Paperbacks to Look Out For in April 2015: Part 1

Cover imageAs you can tell from the title there are so many tasty paperbacks on offer in April that I’m gong to have to spread them across two posts. Such a shame! I’ll kick off with the novel that will no doubt be top of many readers’ lists, Ali Smith’s Baileys Prize longlisted How to Be Both which alternates between the stories of a Renaissance artist and a contemporary teenager. It was described by the Goldsmith Prize judges as a book that ‘pushes the novel into thrilling new shapes’ and Jacqui’s excellent review at JacquiWine’s Journal has whetted my appetite for it even more.

Less well known but still one to look forward to, Lisa Moore’s Giller Prize shortlisted Caught follows prison escapee David Slaney who embarks on a road trip in 1978 hoping to find a new life, encountering friends, foes, undercover cops not to mention all the weather that Canada can throw at him along the way.
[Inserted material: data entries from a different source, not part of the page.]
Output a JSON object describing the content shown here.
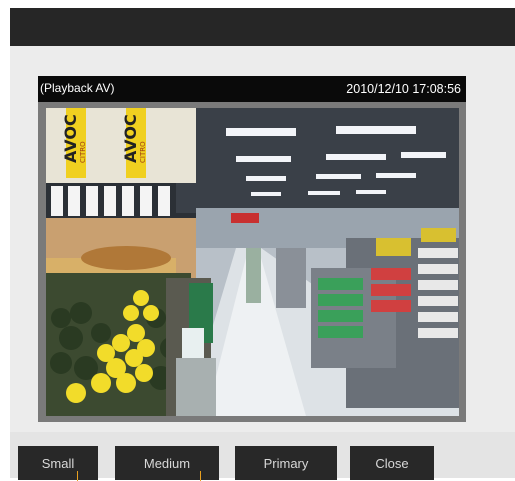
{
  "viewer": {
    "mode_label": "(Playback AV)",
    "timestamp": "2010/12/10  17:08:56"
  },
  "video": {
    "description_icon": "supermarket-camera-frame",
    "signs": [
      "AVOC",
      "AVOC",
      "CITRO",
      "CITRO"
    ]
  },
  "buttons": {
    "small": "Small",
    "medium": "Medium",
    "primary": "Primary",
    "close": "Close"
  },
  "colors": {
    "titlebar": "#262626",
    "button_bg": "#282828",
    "accent_marker": "#e8a020"
  }
}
I very much enjoyed February, Moore’s sensitive novel about the consequences of the sinking of the Ocean Ranger oil rig in 1982, so I’m looking forward to this one.

My third choice, and another Canadian one, is MiriamToews’ All My Puny Sorrows. Although I was a little underwhelmed by her much-lauded debut, A Complicated Kindness, I very much enjoyed Irma Voth so have hopes for this one which explores the painful dilemma faced by Yoli whose beloved, apparently happy and successful sister has attempted suicide. Is it time to let Elf go? Reviewers described Toews’ writing as exquisite and heart-wrenching.
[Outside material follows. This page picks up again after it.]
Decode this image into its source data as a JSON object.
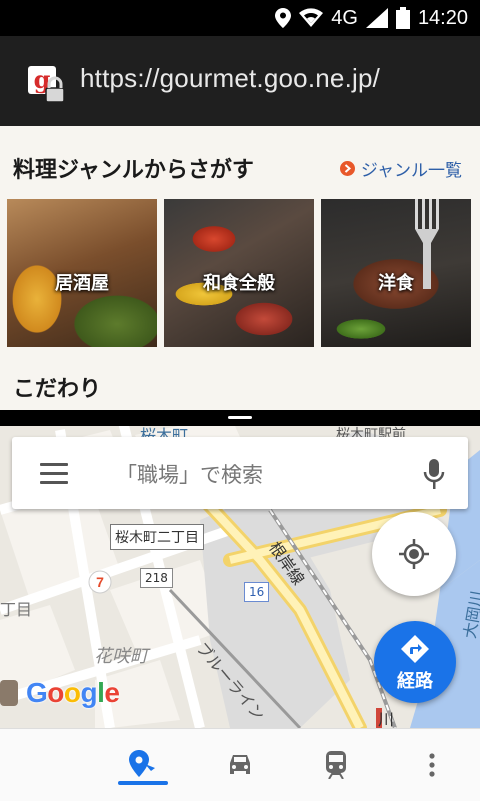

Earlier this year I read Darragh McKeon’s All That is Solid Melts into Air which felt quite timely set, as it is, in Ukraine. Ten years in the writing, it’s about the catastrophic explosion at the Chernobyl nuclear plant which resulted in radioactive contamination on a horrific scale made all the more disastrous by the authorities’ attempted cover up. McKeon’s elegantly expressed novel explores the tragedy through the experiences of a doctor, his ex-wife and her child prodigy nephew. Colm Tóibín described it as ‘daring, ambitious, epic, moving’ and I won’t argue with that.

Last, but by no means least for me, is Antoine Laurain’s The Red Notebook. Laurain’s The Cover imagePresident’s Hat was one of my favourite books of 2013. The Red Notebook follows bookseller Laurent Letellier who finds an abandoned handbag containing little but the eponymous notebook. As Laurent leafs through it he becomes increasingly determined to find the woman whose jottings reveal someone he very much wants to meet but with no contact details what are his chances? If this is even half as good as The President’s Hat – and Janet’s review at From First Page to Last suggests it is – I’ll be a happy woman.

That’s the first half of April’s affordable treats. A click on the titles not linked to a review will take you to Waterstones website for a more detailed synopsis, and if you want to check out my April hardback choices here they are. My second post on April paperbacks to look out for will be up in a week or so.